"The homeless people are a symptom of our social system," said Joe Poca, a digital media freelancer.

He argues that the place of the homeless within the Occupy community makes sense and adds depth to the movement. He believes that people coming from all walks of life to join the cause can make a stronger whole, in spite of their differences.

"I see it as being symbiotically beneficial because you have people from all different dichatoms of society together," said Poca.

The encampment is supported by donations and generally, the homeless of the District aren't able to donate as much to the Occupy cause as their voluntarily houseless counterparts. But they give back where and when they can, members of the movement say.  Poca and DeVoe have seen the homeless of Occupy do some of the chores and inventories for the camp in lieu of donations like money or supplies.

"When they can [give back], they will," said Kay Schaner, an Occupier who has oscillated between homelessness and having a home.

But Schaner qualifies that with a warning; she thinks that anyone, homeless or not,who  isn't contributing,  should be kicked out.

"If they're not productive, if they're not looking for a job, if they're not volunteering…if this hasn't filled them with hope, then I don't know what will."

Benn Mace and his wife Kit LaCroix occupy on and off while living with their parents in Annandale, Va.  They welcome and treasure the homeless people within the Occupy movement who have an equal part in keeping the protest going as anyone else.

"If they come in from another city and want to take part, or if they're college students who are skipping class to come do this, or whether they usually sleep on the steps of a statue at night, you're welcome to come in, so long as you help out…that's really the only line we draw, but we draw it for everyone," said Mace, speaking for Occupy DC

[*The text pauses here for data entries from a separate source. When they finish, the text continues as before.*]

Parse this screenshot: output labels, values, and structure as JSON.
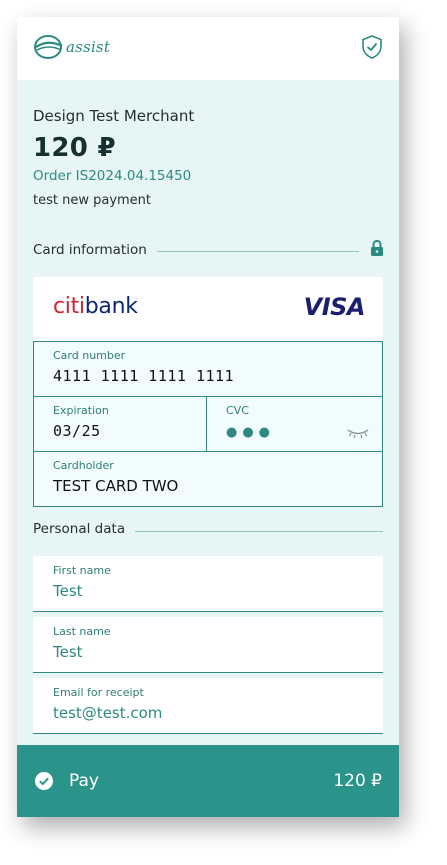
{
  "header": {
    "logo_text": "assist",
    "logo_icon": "assist-logo-icon",
    "shield_icon": "shield-check-icon"
  },
  "order": {
    "merchant": "Design Test Merchant",
    "amount": "120 ₽",
    "order_number": "Order IS2024.04.15450",
    "description": "test new payment"
  },
  "card_section": {
    "title": "Card information",
    "lock_icon": "lock-icon",
    "bank_name_prefix": "citi",
    "bank_name_suffix": "bank",
    "network": "VISA",
    "card_number_label": "Card number",
    "card_number": "4111 1111 1111 1111",
    "expiration_label": "Expiration",
    "expiration": "03/25",
    "cvc_label": "CVC",
    "cvc_masked": "●●●",
    "cvc_toggle_icon": "eye-closed-icon",
    "cardholder_label": "Cardholder",
    "cardholder": "TEST CARD TWO"
  },
  "personal_section": {
    "title": "Personal data",
    "fields": [
      {
        "label": "First name",
        "value": "Test"
      },
      {
        "label": "Last name",
        "value": "Test"
      },
      {
        "label": "Email for receipt",
        "value": "test@test.com"
      }
    ]
  },
  "pay": {
    "label": "Pay",
    "amount": "120 ₽",
    "icon": "check-circle-icon"
  },
  "colors": {
    "accent": "#2a948a",
    "panel_bg": "#e8f5f5",
    "field_border": "#2e8a80",
    "citi_blue": "#0b2a6e",
    "citi_red": "#d3212c",
    "visa_blue": "#1a1f71"
  }
}
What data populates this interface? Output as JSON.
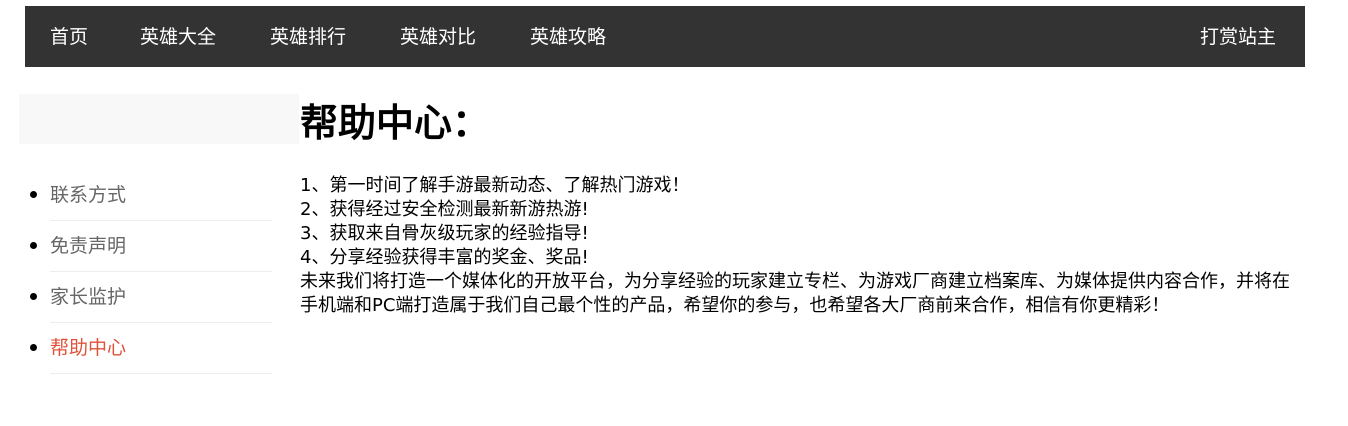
{
  "nav": {
    "items": [
      {
        "label": "首页"
      },
      {
        "label": "英雄大全"
      },
      {
        "label": "英雄排行"
      },
      {
        "label": "英雄对比"
      },
      {
        "label": "英雄攻略"
      }
    ],
    "reward_label": "打赏站主"
  },
  "sidebar": {
    "items": [
      {
        "label": "联系方式",
        "active": false
      },
      {
        "label": "免责声明",
        "active": false
      },
      {
        "label": "家长监护",
        "active": false
      },
      {
        "label": "帮助中心",
        "active": true
      }
    ]
  },
  "main": {
    "title": "帮助中心：",
    "lines": [
      "1、第一时间了解手游最新动态、了解热门游戏！",
      "2、获得经过安全检测最新新游热游!",
      "3、获取来自骨灰级玩家的经验指导!",
      "4、分享经验获得丰富的奖金、奖品!",
      "未来我们将打造一个媒体化的开放平台，为分享经验的玩家建立专栏、为游戏厂商建立档案库、为媒体提供内容合作，并将在手机端和PC端打造属于我们自己最个性的产品，希望你的参与，也希望各大厂商前来合作，相信有你更精彩！"
    ]
  },
  "colors": {
    "nav_background": "#333333",
    "active_link": "#e0533b",
    "sidebar_link": "#666666"
  }
}
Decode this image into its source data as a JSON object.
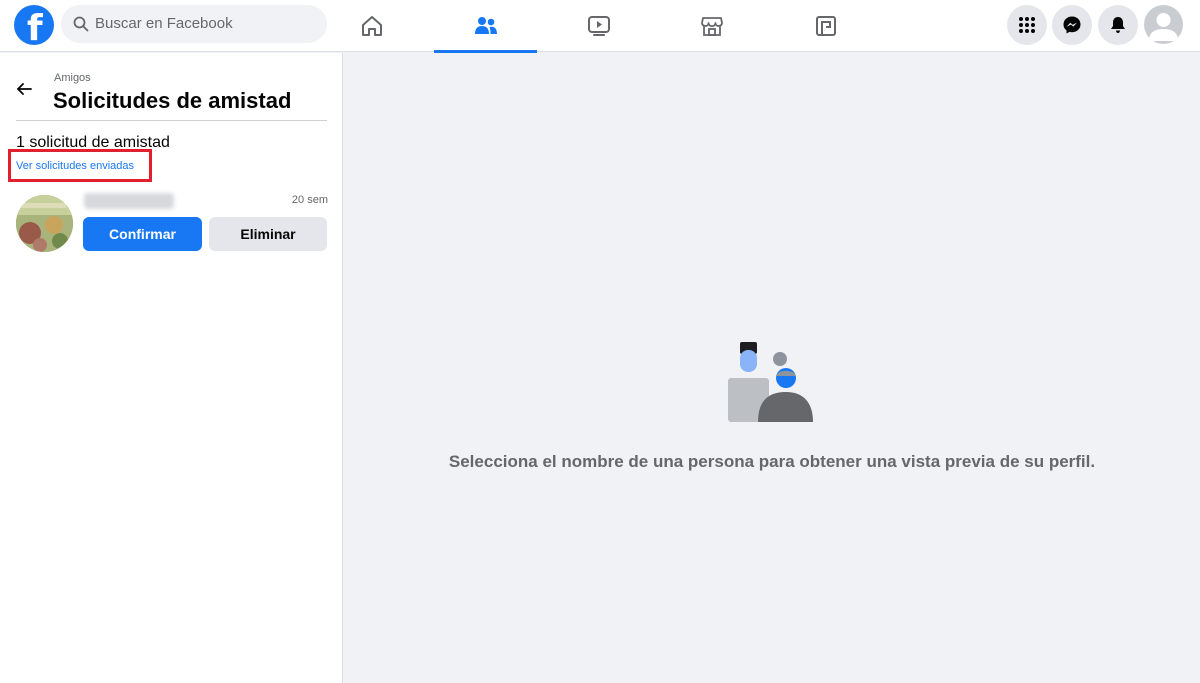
{
  "header": {
    "logo_letter": "f",
    "search_placeholder": "Buscar en Facebook",
    "nav_tabs": [
      {
        "icon": "home-icon",
        "active": false
      },
      {
        "icon": "friends-icon",
        "active": true
      },
      {
        "icon": "watch-icon",
        "active": false
      },
      {
        "icon": "marketplace-icon",
        "active": false
      },
      {
        "icon": "gaming-icon",
        "active": false
      }
    ],
    "right_buttons": [
      "menu-grid-icon",
      "messenger-icon",
      "notifications-icon"
    ],
    "accent_color": "#1877f2"
  },
  "sidebar": {
    "breadcrumb": "Amigos",
    "title": "Solicitudes de amistad",
    "request_count": "1 solicitud de amistad",
    "sent_link": "Ver solicitudes enviadas",
    "highlight_color": "#e0202e",
    "requests": [
      {
        "time": "20 sem",
        "confirm_label": "Confirmar",
        "delete_label": "Eliminar"
      }
    ]
  },
  "main": {
    "empty_message": "Selecciona el nombre de una persona para obtener una vista previa de su perfil."
  }
}
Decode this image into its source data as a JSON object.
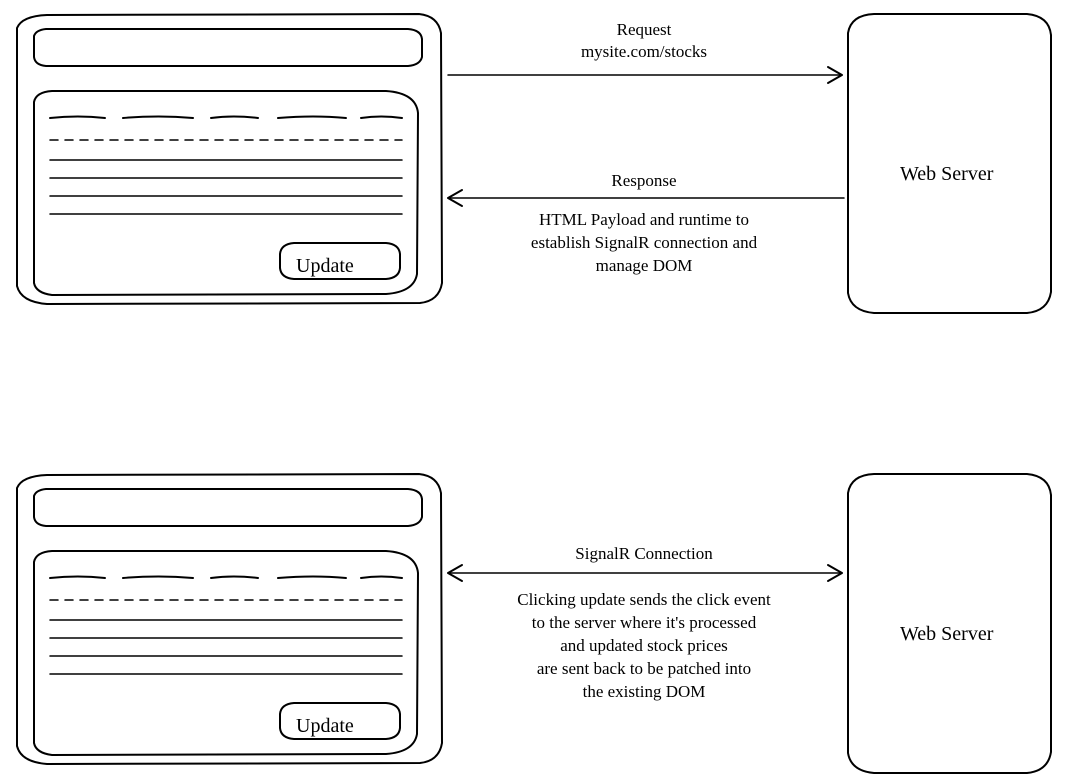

Through Occupy DC, homeless people like DeVoe and others have found a place, though without a roof, that they can call a home.  Though they don't have jobs yet, they are getting prepared for a life after Occupy DC with the skills they glean from their responsibilities within Freedom Plaza.

It is important, said Poca, not to  judge or treat the homeless differently.

"They're part of the 99 percent, so they have as much right to be here and express themselves regardless of any kind of handicap," said Poca.  "Just because you're homeless, you haven't lost your vote."

SNS logo
  • Website Design